Yesterday was my first day back in the office after the Christmas break. Well, in fact, it was the first day back in my living room after my Christmas staycation. It's always the most miserable - I mean joyful - day of the year. But then something unusual happened. The phone rang and a gentleman who I have never spoken to before, but who had read my article about racism in advertising, started to tell me about an ad he'd seen in Monday's Times newspaper. He also emailed me a copy, which is illustrating this post.

The gentleman is black and told me that he found the ad to be discriminatory and offensive. He confirmed that he had already lodged a complaint with the Advertising Standards Authority, but having seen my article, he wanted to bring it to my attention, and I'm grateful to him.

In case it's not clear, the headline states "Let's keep making space to help stop the spread." The body copy then says "Around 1 in 3 people with Covid-19 don't have any symptoms, but can still pass it on."

The imagery shows two mums standing at the school gates. The woman facing the camera is black and has some kind of green cloud emanating from her mouth and nostrils, which is presumably intended to represent the coronavirus. 

The gentleman caller was clearly seriously upset by this imagery. His reaction should be the determining factor. It is hardly for me to tell him what he should or should not find offensive.  He said in his email that the image of the black lady spreading Covid-19 is discriminatory.

My first thought was that 20% of NHS staff are from the BAME community, so if you want to portray BAME people in a Covid-19 related ad, it might be more accurate to show them fighting the disease, not spreading it! To be fair, I have seen other ads that show front line NHS workers from the BAME community in that positive way, so this one execution should be seen in that context. The danger is, however, that people may not necessarily see it in that context, so it has to stand up to scrutiny on its own.  

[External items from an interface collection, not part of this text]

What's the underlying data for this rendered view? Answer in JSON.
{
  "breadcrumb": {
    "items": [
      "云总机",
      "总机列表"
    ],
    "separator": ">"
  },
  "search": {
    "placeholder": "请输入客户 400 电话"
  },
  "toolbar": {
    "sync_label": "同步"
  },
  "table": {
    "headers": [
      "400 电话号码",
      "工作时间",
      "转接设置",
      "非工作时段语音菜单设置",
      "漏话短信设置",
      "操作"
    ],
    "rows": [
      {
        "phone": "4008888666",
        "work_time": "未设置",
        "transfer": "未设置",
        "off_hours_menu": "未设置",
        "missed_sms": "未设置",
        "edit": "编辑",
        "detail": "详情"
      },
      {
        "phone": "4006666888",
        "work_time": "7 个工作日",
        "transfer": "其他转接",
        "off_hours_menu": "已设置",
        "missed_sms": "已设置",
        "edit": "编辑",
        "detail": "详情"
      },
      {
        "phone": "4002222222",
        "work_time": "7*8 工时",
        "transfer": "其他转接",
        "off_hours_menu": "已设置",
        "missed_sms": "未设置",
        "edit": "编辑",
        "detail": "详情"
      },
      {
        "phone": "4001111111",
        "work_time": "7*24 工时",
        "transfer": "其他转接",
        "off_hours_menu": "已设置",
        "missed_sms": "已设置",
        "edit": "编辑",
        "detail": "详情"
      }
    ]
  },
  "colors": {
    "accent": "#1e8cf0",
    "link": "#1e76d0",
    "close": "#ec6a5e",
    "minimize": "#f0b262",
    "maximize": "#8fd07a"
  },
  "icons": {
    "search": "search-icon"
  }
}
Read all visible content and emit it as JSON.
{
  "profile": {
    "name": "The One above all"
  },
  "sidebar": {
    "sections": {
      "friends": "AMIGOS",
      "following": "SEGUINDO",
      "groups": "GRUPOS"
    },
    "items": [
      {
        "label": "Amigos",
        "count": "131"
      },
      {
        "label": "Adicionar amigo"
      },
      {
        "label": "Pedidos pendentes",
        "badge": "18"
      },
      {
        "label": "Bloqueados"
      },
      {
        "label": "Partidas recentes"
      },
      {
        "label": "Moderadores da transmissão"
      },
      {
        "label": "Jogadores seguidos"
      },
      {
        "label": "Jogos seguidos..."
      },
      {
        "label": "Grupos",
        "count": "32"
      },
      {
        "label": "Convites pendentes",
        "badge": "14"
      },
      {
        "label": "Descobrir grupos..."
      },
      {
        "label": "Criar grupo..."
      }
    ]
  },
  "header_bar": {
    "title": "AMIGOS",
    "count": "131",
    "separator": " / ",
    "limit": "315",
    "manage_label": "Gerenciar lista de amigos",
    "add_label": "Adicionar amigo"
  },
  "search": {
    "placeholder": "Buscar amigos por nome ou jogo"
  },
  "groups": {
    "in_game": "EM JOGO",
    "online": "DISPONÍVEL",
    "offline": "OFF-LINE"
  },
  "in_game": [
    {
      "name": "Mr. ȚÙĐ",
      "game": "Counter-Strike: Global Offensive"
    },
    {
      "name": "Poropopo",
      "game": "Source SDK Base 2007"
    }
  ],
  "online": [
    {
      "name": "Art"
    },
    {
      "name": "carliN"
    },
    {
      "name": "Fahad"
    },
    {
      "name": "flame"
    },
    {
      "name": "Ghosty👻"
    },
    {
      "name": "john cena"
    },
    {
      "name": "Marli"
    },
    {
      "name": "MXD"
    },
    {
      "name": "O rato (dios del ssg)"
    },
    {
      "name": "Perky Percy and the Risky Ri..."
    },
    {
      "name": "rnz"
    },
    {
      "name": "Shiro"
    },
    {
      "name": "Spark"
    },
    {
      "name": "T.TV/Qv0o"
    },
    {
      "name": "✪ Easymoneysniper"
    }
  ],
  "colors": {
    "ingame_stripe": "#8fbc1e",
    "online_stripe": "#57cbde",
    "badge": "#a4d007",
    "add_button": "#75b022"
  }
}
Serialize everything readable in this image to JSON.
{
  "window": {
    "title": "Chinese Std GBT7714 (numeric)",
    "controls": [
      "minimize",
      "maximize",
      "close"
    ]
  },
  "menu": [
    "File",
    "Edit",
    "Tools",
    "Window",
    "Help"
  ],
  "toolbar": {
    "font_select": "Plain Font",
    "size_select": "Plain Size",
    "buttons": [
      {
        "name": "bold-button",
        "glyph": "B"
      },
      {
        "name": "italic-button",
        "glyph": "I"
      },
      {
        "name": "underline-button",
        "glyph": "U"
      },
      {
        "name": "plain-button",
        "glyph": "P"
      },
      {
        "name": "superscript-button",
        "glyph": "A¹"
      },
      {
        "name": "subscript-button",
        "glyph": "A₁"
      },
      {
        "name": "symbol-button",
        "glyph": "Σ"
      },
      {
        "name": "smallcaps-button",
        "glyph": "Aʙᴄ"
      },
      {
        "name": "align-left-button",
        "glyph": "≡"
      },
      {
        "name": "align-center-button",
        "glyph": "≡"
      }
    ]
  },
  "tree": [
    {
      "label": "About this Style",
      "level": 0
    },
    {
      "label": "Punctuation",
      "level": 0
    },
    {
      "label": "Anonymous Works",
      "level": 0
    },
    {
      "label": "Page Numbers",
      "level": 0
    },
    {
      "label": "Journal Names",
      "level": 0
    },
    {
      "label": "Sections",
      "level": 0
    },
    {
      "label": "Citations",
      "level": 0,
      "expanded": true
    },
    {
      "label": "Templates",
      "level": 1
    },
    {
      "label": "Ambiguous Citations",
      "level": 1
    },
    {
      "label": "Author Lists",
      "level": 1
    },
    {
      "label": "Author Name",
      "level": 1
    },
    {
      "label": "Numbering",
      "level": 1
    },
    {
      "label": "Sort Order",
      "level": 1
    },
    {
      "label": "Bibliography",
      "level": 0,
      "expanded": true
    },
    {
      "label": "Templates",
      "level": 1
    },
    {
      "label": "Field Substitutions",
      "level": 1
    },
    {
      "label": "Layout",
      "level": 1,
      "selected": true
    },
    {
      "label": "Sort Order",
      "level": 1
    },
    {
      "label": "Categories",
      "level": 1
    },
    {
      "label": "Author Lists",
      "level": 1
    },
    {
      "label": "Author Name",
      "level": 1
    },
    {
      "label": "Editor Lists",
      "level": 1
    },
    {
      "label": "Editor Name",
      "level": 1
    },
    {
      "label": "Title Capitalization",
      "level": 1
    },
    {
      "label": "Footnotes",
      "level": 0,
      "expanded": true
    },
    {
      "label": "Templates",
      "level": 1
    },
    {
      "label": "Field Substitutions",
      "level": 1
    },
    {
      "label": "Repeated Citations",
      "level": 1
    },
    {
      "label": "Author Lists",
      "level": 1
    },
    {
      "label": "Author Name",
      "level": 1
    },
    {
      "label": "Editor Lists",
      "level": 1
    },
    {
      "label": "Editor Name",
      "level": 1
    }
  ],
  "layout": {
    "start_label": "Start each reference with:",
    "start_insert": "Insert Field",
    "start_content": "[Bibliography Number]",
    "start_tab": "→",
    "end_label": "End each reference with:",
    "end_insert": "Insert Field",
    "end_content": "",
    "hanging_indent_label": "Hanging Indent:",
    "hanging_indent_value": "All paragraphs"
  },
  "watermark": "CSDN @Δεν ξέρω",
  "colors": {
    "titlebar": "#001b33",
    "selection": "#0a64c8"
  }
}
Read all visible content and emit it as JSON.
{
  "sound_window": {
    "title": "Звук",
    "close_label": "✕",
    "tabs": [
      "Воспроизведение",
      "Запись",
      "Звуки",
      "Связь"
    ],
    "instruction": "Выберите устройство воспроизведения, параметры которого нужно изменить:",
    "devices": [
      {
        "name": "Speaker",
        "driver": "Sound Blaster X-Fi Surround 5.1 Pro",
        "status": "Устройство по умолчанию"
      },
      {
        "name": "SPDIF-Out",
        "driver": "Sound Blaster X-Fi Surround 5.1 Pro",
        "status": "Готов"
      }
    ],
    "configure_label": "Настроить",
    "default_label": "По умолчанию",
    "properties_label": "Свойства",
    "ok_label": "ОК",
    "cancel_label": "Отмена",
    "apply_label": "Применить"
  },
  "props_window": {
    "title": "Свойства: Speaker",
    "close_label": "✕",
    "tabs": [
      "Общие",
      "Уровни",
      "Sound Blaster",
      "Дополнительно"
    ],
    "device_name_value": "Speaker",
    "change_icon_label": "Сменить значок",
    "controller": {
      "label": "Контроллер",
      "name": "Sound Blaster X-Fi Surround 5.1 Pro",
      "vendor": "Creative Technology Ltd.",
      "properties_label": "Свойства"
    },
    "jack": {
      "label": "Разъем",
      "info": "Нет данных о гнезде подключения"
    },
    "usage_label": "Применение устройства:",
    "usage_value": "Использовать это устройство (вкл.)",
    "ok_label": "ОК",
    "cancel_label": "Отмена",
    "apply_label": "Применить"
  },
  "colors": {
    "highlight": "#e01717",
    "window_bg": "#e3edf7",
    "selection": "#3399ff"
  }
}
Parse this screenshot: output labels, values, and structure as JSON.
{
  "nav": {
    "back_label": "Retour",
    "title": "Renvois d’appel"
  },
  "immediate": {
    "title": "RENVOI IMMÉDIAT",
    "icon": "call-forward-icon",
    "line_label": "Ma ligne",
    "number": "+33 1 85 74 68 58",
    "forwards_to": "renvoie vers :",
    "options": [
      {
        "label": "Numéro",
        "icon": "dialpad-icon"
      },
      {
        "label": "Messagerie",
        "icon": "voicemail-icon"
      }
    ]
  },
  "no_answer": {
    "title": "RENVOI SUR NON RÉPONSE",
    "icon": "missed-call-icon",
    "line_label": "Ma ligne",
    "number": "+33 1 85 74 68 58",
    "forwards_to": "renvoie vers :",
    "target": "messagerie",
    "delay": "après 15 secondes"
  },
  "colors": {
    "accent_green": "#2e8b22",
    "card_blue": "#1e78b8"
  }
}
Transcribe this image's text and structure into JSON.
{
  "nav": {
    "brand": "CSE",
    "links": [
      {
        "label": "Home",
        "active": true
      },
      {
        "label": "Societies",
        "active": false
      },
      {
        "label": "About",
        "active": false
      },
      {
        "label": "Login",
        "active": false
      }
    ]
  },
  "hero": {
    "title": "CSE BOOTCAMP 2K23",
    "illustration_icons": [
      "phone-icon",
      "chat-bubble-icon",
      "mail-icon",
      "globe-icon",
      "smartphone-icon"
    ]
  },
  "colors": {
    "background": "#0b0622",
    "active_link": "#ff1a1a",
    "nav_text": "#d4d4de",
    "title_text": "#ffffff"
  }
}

Before writing this post, I also sought the views of a couple of my partners who are members of the BAME community.  While they assumed there was no intention to offend, they certainly thought that the ad was ill-judged.  My colleagues also pointed out that the BAME community has been particularly hard hit by Covid-19, not just medically, but also economically and socially. We know, for example, that people from ethnic minorities have been physically attacked by thugs who have accused them of 'spreading the disease'. Furthermore, they tell me that there has been a particular challenge in getting the "space" message through to members of the BAME community, who are often more tactile than the British are traditionally.  

I doubt there was any racist intent behind the ad, but there is no denying that there must have been a creative decision to show the black woman spreading the disease, not the white woman. Who made that decision? Why?  

It is also ironic that the ad was published in the papers on Monday morning, following the government's directive that primary schools must re-open, only for the government to decide to shut them again on Tuesday. 

Nevertheless, the lesson is surely that while it is great to see more people of colour represented in mainstream advertising, these ads needs to be created in a way that is careful and thoughtful in order to avoid causing unintended offence. And those of who are not members of the BAME community need to be extremely careful about making judgements about what may or may not be deemed offensive by members of that community.